Often when we have moments like this we can reflect back on them and try to understand why we react in certain ways. We may hate to be ignored because it was something a parent did to us when we were younger. We may hate feeling disrespected because we were treated disrespectfully by someone we loved in our past. Our triggers all come from somewhere and when we are aware of them, we can address them, either through talking it through with your partners, friends, therapist and thinking about strategies to deal with them.
One of the best strategies for taking a moment between feelings and actions is deep breathing. I like to use box breathing, where you breath in for 4 seconds, hold it for 4 seconds, breath out for 4 seconds and hold that for 4 seconds. Focusing on our breathing helps to slow our nervous system down and gives us that time between stimulus and response to react more rationally.
No matter what has gone on, you are allowed to feel whatever it is you feel. You don’t need to judge yourself but you also don’t need to let your emotions rule your life.
Now what about the kids?
As we know, kids have LOTS of emotions, triggers and hooks and of course this is normal from birth through to adolescence. Sometimes I feel awful for my boys and their emotions because they just don’t understand where they come from or why they are having them. As parents we know all the things that can lead to emotional outbursts; like too much sugar, not enough to eat, not enough sleep, too much stimulation, not enough stimulation, hormones, devices, tricky friendships, frustration, lack of understanding, the list goes on….and on.
What are we supposed to do with their BIG emotions?
Something I have learned since studying mindset and emotional agility is how my parents generation were pretty crap at managing kids emotions. I grew up in an era when kids, especially boys, were told to ‘stop crying’ with the implication that crying was something only babies did. A lot of us X & Y geners were sent to our rooms when we had angry outbursts or BIG emotions, as if we should be ashamed of our feelings. I think some parents still use these strategies today because that is how they were brought up. Thankfully we know a lot more now about emotions and what happens when we try to shut emotions down.
The best thing we can do for our kids to give them a secure attachment (which they can take into their adolescent and adult relationships) is to allow them to feel ALL of their feelings without fear of punishment, rejection, sense of shame or the need to self censor. In allowing them to experience all of their emotions, as parents, we are teaching them that emotions pass, they are not big, bad scary things to be afraid of, they can teach us things about what is going on for us.
The best way to help children experience their emotions is to hold space for them. You might have to get out of your own head first and address your own emotions . But once you have done that, be with them, sit with them and let them experience whatever it is they need to experience and express, in a safe and loving space.
Depending on their age you can let them know you’re there to listen if they want to talk. Sometimes a big fat cry is all kids need to release the tension. They may not know what is causing their big emotions, so if you have an inkling you can help them to label it – maybe they’re frustrated, or tired or angry they lost something.

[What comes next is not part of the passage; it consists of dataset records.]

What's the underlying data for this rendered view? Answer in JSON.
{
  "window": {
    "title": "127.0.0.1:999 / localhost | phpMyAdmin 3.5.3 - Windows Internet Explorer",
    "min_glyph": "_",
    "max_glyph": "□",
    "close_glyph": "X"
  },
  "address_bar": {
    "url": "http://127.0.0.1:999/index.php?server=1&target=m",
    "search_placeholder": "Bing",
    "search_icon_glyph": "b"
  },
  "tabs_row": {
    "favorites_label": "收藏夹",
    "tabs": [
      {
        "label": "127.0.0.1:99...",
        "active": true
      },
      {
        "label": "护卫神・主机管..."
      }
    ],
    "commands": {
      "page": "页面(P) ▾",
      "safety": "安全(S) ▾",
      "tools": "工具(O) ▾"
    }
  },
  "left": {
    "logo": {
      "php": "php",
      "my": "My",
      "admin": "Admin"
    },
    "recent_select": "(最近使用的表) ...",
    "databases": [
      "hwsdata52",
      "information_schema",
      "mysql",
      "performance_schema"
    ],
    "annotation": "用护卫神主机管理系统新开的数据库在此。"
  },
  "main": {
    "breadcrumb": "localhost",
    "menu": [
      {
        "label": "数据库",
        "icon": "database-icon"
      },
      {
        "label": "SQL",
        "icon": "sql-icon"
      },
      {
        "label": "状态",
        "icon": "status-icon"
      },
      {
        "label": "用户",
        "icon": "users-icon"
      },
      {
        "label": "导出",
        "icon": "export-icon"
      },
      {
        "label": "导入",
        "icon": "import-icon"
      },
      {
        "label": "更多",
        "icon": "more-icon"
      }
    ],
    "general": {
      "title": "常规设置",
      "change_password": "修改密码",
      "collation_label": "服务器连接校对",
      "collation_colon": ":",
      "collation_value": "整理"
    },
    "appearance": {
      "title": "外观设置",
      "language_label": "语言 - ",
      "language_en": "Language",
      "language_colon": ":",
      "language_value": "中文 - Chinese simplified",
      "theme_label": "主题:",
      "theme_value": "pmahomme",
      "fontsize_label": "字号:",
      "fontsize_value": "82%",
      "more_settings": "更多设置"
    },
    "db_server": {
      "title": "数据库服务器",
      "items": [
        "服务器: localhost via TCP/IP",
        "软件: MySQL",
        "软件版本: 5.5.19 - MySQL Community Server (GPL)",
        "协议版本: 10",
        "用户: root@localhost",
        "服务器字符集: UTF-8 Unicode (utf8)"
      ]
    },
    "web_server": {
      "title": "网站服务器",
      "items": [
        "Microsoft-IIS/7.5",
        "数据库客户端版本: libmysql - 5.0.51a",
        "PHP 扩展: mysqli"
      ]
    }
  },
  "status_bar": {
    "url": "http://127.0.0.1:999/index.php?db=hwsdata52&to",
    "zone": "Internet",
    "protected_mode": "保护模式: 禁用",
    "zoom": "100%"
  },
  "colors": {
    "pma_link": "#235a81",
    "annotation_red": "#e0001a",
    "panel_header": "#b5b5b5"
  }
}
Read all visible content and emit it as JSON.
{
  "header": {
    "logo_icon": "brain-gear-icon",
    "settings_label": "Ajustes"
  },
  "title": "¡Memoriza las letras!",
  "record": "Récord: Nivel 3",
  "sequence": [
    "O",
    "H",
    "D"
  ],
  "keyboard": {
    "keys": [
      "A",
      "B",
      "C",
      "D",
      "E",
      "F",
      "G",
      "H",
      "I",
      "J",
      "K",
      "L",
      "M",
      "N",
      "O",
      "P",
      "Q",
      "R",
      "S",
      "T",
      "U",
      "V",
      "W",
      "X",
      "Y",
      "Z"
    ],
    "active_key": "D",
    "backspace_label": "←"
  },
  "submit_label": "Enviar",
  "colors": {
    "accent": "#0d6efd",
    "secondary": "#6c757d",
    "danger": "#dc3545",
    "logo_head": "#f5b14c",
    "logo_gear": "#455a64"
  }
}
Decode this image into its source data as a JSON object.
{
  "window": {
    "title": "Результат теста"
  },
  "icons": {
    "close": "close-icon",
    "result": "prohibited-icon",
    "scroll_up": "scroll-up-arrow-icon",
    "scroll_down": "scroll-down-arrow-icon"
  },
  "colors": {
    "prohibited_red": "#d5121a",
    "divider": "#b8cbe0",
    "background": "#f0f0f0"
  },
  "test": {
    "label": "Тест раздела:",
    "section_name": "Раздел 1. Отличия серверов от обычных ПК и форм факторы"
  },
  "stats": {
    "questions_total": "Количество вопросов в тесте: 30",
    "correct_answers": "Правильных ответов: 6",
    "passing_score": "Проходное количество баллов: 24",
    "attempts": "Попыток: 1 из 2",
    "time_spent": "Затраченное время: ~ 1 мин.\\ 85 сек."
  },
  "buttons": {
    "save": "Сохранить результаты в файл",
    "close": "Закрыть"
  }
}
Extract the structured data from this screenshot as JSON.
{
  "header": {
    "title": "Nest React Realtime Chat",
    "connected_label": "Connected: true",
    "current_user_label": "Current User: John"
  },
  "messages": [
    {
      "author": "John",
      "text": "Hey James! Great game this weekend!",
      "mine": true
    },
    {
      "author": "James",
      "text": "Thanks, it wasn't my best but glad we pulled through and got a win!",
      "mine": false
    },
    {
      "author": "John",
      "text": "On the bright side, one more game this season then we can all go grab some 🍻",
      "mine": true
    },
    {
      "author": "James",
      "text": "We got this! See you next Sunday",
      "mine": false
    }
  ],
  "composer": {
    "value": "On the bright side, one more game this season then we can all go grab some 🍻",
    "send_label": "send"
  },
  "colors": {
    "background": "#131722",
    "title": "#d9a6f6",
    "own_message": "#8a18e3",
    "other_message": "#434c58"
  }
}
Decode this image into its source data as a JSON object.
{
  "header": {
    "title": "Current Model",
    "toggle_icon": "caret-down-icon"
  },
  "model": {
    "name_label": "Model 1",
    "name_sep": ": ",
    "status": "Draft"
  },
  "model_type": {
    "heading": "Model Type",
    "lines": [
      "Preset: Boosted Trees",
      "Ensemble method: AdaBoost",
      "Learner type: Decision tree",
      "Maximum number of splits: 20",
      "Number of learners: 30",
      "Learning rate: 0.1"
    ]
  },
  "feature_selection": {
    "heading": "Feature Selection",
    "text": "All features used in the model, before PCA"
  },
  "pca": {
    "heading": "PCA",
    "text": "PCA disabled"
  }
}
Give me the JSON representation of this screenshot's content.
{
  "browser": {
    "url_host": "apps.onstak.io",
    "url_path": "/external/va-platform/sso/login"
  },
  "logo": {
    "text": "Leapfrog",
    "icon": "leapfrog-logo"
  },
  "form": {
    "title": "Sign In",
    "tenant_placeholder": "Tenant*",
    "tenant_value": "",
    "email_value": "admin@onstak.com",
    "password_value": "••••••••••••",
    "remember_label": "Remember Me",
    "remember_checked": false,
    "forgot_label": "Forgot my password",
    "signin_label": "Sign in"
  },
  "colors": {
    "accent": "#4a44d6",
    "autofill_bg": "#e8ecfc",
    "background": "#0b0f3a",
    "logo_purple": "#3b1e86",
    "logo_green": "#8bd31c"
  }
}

All valid feelings.
On the other hand, just to be clear, whilst you need to validate and acknowledge your child’s feelings, it doesn’t mean you have to tolerate tantrums, or aggressive behaviours. You can validate their feelings ‘I can see you are angry and yes I understand that, but its not OK to throw things’. This is where we show its ok to have feelings but its important to still behave in a safe and appropriate way so no-one gets hurt.
I’m going to leave this blog here now, but there is much more to talk about, especially about building emotionally agile kids.
Please reach out if you’re looking for more. MY DIY online e-course is a great resource full of small chunks of parenting tips to support growth mindset and emotional agility in your kids. You can find it here
Until next time, yours in parenting